• _PROBLEM STATEMENT_: Every single entry below should be reproduced verbatim.

[Stored data]
+===+
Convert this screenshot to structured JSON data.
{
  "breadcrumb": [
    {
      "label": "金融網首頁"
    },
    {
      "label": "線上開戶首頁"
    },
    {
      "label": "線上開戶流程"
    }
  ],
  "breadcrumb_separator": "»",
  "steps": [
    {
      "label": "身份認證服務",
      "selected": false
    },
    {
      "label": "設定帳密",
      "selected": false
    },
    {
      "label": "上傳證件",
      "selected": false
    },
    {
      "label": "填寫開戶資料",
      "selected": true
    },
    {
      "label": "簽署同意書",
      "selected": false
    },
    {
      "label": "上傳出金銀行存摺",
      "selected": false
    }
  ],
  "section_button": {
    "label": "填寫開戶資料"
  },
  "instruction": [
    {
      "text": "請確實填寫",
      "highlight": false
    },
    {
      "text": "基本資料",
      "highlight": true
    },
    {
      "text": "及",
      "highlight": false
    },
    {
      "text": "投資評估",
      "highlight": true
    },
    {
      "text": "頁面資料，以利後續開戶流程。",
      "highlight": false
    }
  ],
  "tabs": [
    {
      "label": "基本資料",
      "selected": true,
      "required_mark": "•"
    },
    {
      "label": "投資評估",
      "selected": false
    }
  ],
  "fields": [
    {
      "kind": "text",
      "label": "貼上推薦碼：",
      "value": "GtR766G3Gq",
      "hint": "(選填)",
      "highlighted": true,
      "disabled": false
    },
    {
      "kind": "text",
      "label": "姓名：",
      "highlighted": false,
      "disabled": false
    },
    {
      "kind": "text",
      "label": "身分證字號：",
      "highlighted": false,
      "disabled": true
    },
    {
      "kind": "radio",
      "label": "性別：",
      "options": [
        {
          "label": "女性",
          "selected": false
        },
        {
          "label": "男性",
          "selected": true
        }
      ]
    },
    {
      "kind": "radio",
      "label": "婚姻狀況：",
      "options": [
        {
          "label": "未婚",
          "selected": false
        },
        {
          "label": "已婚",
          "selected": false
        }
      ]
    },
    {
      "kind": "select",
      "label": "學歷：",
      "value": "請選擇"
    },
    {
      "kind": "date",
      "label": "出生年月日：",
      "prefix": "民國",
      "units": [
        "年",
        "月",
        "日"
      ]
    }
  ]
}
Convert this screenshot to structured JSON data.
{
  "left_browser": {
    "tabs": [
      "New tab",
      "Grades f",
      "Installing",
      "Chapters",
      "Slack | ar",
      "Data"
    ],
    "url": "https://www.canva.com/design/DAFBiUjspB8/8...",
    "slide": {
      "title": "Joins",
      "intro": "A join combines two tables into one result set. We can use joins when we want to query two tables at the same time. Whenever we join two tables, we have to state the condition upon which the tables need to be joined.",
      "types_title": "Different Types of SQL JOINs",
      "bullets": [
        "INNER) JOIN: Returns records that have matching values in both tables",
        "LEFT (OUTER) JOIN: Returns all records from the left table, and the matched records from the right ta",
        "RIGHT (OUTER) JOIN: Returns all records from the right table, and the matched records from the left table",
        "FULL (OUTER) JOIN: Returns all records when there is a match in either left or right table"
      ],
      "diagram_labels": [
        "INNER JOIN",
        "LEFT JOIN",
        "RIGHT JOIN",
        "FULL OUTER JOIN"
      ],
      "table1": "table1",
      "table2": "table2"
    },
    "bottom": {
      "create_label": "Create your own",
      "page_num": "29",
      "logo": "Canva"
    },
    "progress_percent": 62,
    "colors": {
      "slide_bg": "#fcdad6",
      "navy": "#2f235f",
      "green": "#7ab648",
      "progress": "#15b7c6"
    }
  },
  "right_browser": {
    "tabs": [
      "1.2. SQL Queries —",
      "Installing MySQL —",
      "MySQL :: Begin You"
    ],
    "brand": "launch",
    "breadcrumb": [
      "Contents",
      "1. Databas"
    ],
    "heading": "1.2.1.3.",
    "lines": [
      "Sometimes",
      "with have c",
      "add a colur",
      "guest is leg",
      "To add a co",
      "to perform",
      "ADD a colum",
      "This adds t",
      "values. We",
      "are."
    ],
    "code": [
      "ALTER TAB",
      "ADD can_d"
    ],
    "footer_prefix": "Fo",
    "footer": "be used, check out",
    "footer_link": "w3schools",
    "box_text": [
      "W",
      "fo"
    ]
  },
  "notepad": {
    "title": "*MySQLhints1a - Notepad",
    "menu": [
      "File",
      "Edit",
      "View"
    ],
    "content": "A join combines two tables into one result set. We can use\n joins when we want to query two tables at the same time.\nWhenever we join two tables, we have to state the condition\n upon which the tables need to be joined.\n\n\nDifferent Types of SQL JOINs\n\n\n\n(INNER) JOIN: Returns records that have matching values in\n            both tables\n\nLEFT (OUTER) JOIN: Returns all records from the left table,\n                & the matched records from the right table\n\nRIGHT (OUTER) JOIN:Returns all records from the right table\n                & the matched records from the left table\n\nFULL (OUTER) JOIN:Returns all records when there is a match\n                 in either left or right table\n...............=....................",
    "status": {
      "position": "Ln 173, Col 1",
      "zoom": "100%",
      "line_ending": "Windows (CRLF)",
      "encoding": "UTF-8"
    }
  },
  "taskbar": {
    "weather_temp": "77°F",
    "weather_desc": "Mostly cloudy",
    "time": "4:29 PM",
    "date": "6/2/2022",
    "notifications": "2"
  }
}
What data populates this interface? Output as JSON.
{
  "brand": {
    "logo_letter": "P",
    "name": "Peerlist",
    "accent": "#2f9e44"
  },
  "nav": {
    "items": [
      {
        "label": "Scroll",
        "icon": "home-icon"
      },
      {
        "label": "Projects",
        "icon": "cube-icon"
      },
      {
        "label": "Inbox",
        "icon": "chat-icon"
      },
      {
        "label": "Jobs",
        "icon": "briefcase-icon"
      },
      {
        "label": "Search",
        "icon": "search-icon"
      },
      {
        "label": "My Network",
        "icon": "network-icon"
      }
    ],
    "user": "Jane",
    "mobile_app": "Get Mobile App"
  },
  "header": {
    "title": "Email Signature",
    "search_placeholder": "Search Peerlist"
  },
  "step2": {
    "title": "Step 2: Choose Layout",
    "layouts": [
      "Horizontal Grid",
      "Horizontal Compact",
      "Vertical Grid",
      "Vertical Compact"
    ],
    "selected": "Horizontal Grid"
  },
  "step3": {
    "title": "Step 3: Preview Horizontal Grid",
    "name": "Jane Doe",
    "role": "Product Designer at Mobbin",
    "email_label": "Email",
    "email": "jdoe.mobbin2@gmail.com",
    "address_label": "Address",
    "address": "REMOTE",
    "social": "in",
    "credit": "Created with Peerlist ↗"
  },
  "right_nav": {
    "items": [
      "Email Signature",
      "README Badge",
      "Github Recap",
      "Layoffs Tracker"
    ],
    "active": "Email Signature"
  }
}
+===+
• _RESPONSE TO THE EXERCISE_:
Convert this screenshot to structured JSON data.
{
  "breadcrumb": [
    {
      "label": "金融網首頁"
    },
    {
      "label": "線上開戶首頁"
    },
    {
      "label": "線上開戶流程"
    }
  ],
  "breadcrumb_separator": "»",
  "steps": [
    {
      "label": "身份認證服務",
      "selected": false
    },
    {
      "label": "設定帳密",
      "selected": false
    },
    {
      "label": "上傳證件",
      "selected": false
    },
    {
      "label": "填寫開戶資料",
      "selected": true
    },
    {
      "label": "簽署同意書",
      "selected": false
    },
    {
      "label": "上傳出金銀行存摺",
      "selected": false
    }
  ],
  "section_button": {
    "label": "填寫開戶資料"
  },
  "instruction": [
    {
      "text": "請確實填寫",
      "highlight": false
    },
    {
      "text": "基本資料",
      "highlight": true
    },
    {
      "text": "及",
      "highlight": false
    },
    {
      "text": "投資評估",
      "highlight": true
    },
    {
      "text": "頁面資料，以利後續開戶流程。",
      "highlight": false
    }
  ],
  "tabs": [
    {
      "label": "基本資料",
      "selected": true,
      "required_mark": "•"
    },
    {
      "label": "投資評估",
      "selected": false
    }
  ],
  "fields": [
    {
      "kind": "text",
      "label": "貼上推薦碼：",
      "value": "GtR766G3Gq",
      "hint": "(選填)",
      "highlighted": true,
      "disabled": false
    },
    {
      "kind": "text",
      "label": "姓名：",
      "highlighted": false,
      "disabled": false
    },
    {
      "kind": "text",
      "label": "身分證字號：",
      "highlighted": false,
      "disabled": true
    },
    {
      "kind": "radio",
      "label": "性別：",
      "options": [
        {
          "label": "女性",
          "selected": false
        },
        {
          "label": "男性",
          "selected": true
        }
      ]
    },
    {
      "kind": "radio",
      "label": "婚姻狀況：",
      "options": [
        {
          "label": "未婚",
          "selected": false
        },
        {
          "label": "已婚",
          "selected": false
        }
      ]
    },
    {
      "kind": "select",
      "label": "學歷：",
      "value": "請選擇"
    },
    {
      "kind": "date",
      "label": "出生年月日：",
      "prefix": "民國",
      "units": [
        "年",
        "月",
        "日"
      ]
    }
  ]
}
Convert this screenshot to structured JSON data.
{
  "left_browser": {
    "tabs": [
      "New tab",
      "Grades f",
      "Installing",
      "Chapters",
      "Slack | ar",
      "Data"
    ],
    "url": "https://www.canva.com/design/DAFBiUjspB8/8...",
    "slide": {
      "title": "Joins",
      "intro": "A join combines two tables into one result set. We can use joins when we want to query two tables at the same time. Whenever we join two tables, we have to state the condition upon which the tables need to be joined.",
      "types_title": "Different Types of SQL JOINs",
      "bullets": [
        "INNER) JOIN: Returns records that have matching values in both tables",
        "LEFT (OUTER) JOIN: Returns all records from the left table, and the matched records from the right ta",
        "RIGHT (OUTER) JOIN: Returns all records from the right table, and the matched records from the left table",
        "FULL (OUTER) JOIN: Returns all records when there is a match in either left or right table"
      ],
      "diagram_labels": [
        "INNER JOIN",
        "LEFT JOIN",
        "RIGHT JOIN",
        "FULL OUTER JOIN"
      ],
      "table1": "table1",
      "table2": "table2"
    },
    "bottom": {
      "create_label": "Create your own",
      "page_num": "29",
      "logo": "Canva"
    },
    "progress_percent": 62,
    "colors": {
      "slide_bg": "#fcdad6",
      "navy": "#2f235f",
      "green": "#7ab648",
      "progress": "#15b7c6"
    }
  },
  "right_browser": {
    "tabs": [
      "1.2. SQL Queries —",
      "Installing MySQL —",
      "MySQL :: Begin You"
    ],
    "brand": "launch",
    "breadcrumb": [
      "Contents",
      "1. Databas"
    ],
    "heading": "1.2.1.3.",
    "lines": [
      "Sometimes",
      "with have c",
      "add a colur",
      "guest is leg",
      "To add a co",
      "to perform",
      "ADD a colum",
      "This adds t",
      "values. We",
      "are."
    ],
    "code": [
      "ALTER TAB",
      "ADD can_d"
    ],
    "footer_prefix": "Fo",
    "footer": "be used, check out",
    "footer_link": "w3schools",
    "box_text": [
      "W",
      "fo"
    ]
  },
  "notepad": {
    "title": "*MySQLhints1a - Notepad",
    "menu": [
      "File",
      "Edit",
      "View"
    ],
    "content": "A join combines two tables into one result set. We can use\n joins when we want to query two tables at the same time.\nWhenever we join two tables, we have to state the condition\n upon which the tables need to be joined.\n\n\nDifferent Types of SQL JOINs\n\n\n\n(INNER) JOIN: Returns records that have matching values in\n            both tables\n\nLEFT (OUTER) JOIN: Returns all records from the left table,\n                & the matched records from the right table\n\nRIGHT (OUTER) JOIN:Returns all records from the right table\n                & the matched records from the left table\n\nFULL (OUTER) JOIN:Returns all records when there is a match\n                 in either left or right table\n...............=....................",
    "status": {
      "position": "Ln 173, Col 1",
      "zoom": "100%",
      "line_ending": "Windows (CRLF)",
      "encoding": "UTF-8"
    }
  },
  "taskbar": {
    "weather_temp": "77°F",
    "weather_desc": "Mostly cloudy",
    "time": "4:29 PM",
    "date": "6/2/2022",
    "notifications": "2"
  }
}
What data populates this interface? Output as JSON.
{
  "brand": {
    "logo_letter": "P",
    "name": "Peerlist",
    "accent": "#2f9e44"
  },
  "nav": {
    "items": [
      {
        "label": "Scroll",
        "icon": "home-icon"
      },
      {
        "label": "Projects",
        "icon": "cube-icon"
      },
      {
        "label": "Inbox",
        "icon": "chat-icon"
      },
      {
        "label": "Jobs",
        "icon": "briefcase-icon"
      },
      {
        "label": "Search",
        "icon": "search-icon"
      },
      {
        "label": "My Network",
        "icon": "network-icon"
      }
    ],
    "user": "Jane",
    "mobile_app": "Get Mobile App"
  },
  "header": {
    "title": "Email Signature",
    "search_placeholder": "Search Peerlist"
  },
  "step2": {
    "title": "Step 2: Choose Layout",
    "layouts": [
      "Horizontal Grid",
      "Horizontal Compact",
      "Vertical Grid",
      "Vertical Compact"
    ],
    "selected": "Horizontal Grid"
  },
  "step3": {
    "title": "Step 3: Preview Horizontal Grid",
    "name": "Jane Doe",
    "role": "Product Designer at Mobbin",
    "email_label": "Email",
    "email": "jdoe.mobbin2@gmail.com",
    "address_label": "Address",
    "address": "REMOTE",
    "social": "in",
    "credit": "Created with Peerlist ↗"
  },
  "right_nav": {
    "items": [
      "Email Signature",
      "README Badge",
      "Github Recap",
      "Layoffs Tracker"
    ],
    "active": "Email Signature"
  }
}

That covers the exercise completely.